At first I made a site of my own design and tried to recreate the excel sheet as best I could from memory. When I completed the site, it got less then a warm welcome from my girlfriend’s gymnastics team… in fact she was the only one to say anything about it to me. So here I am, completely redesigning the site and discussing wireframes with her. I plan on redoing the site and following NAIGC rules for the scoring.

The next competition is in the spring of 2016. I hope to finish the project this summer. I’ll update this post when it’s completed.

EMU Gymnastics Club Website

One of my first “professional” website creations. Making the club’s website gave me a solid 4.0 in a college web design class where I reviewed the basics of CSS, Javascript, and HTML5. Fun stuff really.

What I learned by doing this project is how important initial design and communication is. Working with a client (in this case, the “client” is my girlfriend a.k.a club President) means that you can’t just look at the website and think “Good enough, ship it”. It has to meet their requirements first and foremost. A good draft means you should be able to make it once and need only a few updates, which is a lot easier than making thousands of revisions each time your client asks for something different.

That being said, looking back on your work and seeing what can be improved is always worthwhile! When I first hosted the project, the website looked decent. Most of the CSS work was custom and I was using a very robust HTML template. I went back recently and overhauled it, scrapping the files completely and using new frameworks like twitter Bootstrap. The new design is much more responsive and looks cleaner in my opinion. I’m getting more feedback from the club so I think they are more enthusiastic about it.

You can see the difference on my github pages.

Automatic Sharing on Facebook and Twitter
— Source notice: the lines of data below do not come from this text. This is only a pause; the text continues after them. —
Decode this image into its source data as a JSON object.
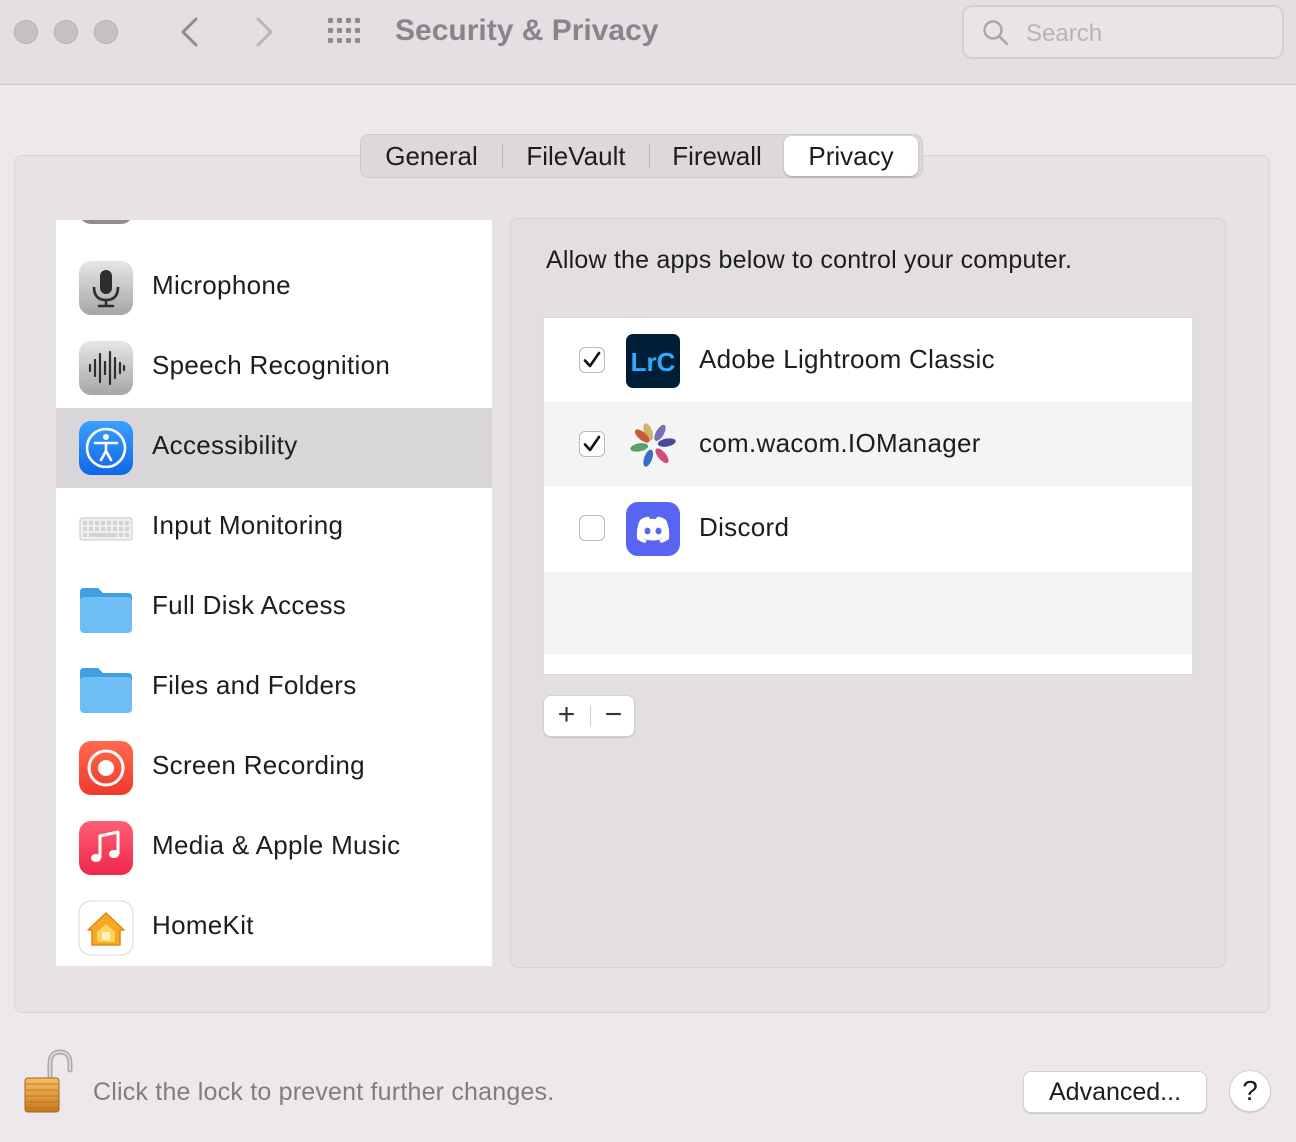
{
  "window": {
    "title": "Security & Privacy",
    "search_placeholder": "Search"
  },
  "tabs": [
    {
      "label": "General",
      "active": false
    },
    {
      "label": "FileVault",
      "active": false
    },
    {
      "label": "Firewall",
      "active": false
    },
    {
      "label": "Privacy",
      "active": true
    }
  ],
  "sidebar": {
    "items": [
      {
        "label": "Microphone",
        "icon": "microphone-icon"
      },
      {
        "label": "Speech Recognition",
        "icon": "speech-recognition-icon"
      },
      {
        "label": "Accessibility",
        "icon": "accessibility-icon",
        "selected": true
      },
      {
        "label": "Input Monitoring",
        "icon": "keyboard-icon"
      },
      {
        "label": "Full Disk Access",
        "icon": "folder-icon"
      },
      {
        "label": "Files and Folders",
        "icon": "folder-icon"
      },
      {
        "label": "Screen Recording",
        "icon": "screen-recording-icon"
      },
      {
        "label": "Media & Apple Music",
        "icon": "music-icon"
      },
      {
        "label": "HomeKit",
        "icon": "home-icon"
      }
    ]
  },
  "main": {
    "instruction": "Allow the apps below to control your computer.",
    "apps": [
      {
        "name": "Adobe Lightroom Classic",
        "checked": true,
        "icon": "lightroom-icon",
        "icon_text": "LrC"
      },
      {
        "name": "com.wacom.IOManager",
        "checked": true,
        "icon": "wacom-icon"
      },
      {
        "name": "Discord",
        "checked": false,
        "icon": "discord-icon"
      }
    ],
    "add_label": "+",
    "remove_label": "−"
  },
  "footer": {
    "lock_text": "Click the lock to prevent further changes.",
    "advanced_label": "Advanced...",
    "help_label": "?"
  },
  "colors": {
    "accent": "#1a82fb",
    "selected_row": "#d9d6d9",
    "window_bg": "#ece8ec"
  }
}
How many people do you see every day that are staring infinity into their smartphones? How much would you bet that they are on Facebook or Twitter right now? There are also a lot of people on the internet who write interesting blog posts to people about a lot of cool things… and I am one of those people. There is a wordpress plugin that allows me to share new published posts with friends and followers automatically. Thanks xyzscripts!

Using their awesome step-by-step setups, I was able to create Facebook and Twitter applications in under a half hour that would allow the plugin to work on my social media accounts. Publishing this post is the first test run of the new plugin.

Shout out to everyone who read this because they saw the link on either Facebook or Twitter, feel free to comment below!

Developing KORA 3.0

This is a big project I’ve worked on from the beginning when working at Matrix: Center for Digital Humanities & Social Sciences. It’s taking an old platform and revamps it into a modern application. KORA 1.0 was built over the last two decades by non-software developers, I never saw the code personally but I heard horror stories of unorganized pages of code that was thousands of lines long.

KORA 2.0 reorganized the code into an Object-Oriented-Programming (OOP) format, Matrix’s system admin (now retired) and students introduced classes and actually made the code readable to developers. The current release of KORA (2.6.3) is the latest version we have released to the public.

If you’re still asking, what the heck is KORA anyways? Well, it’s a african instrument.

But the application is a way to store analog data (Pictures, books, interviews, etc) into a digital database. Picture if you will, a way for non-developers to create, update, and use a database without even realizing it.

KORA 3.0 is using a PHP framework called Laravel to further improve the code layout. We’re introducing a MVC layout to separate content pages, objects and actions, and controllers. The plan is to also restructure the database tables and format all the classes to match a theme to make it easier for new students to continue developing it. KORA 3.0 will implement the latest and greatest there is to offer including HMTL5, CSS3, RESTful APIs and more.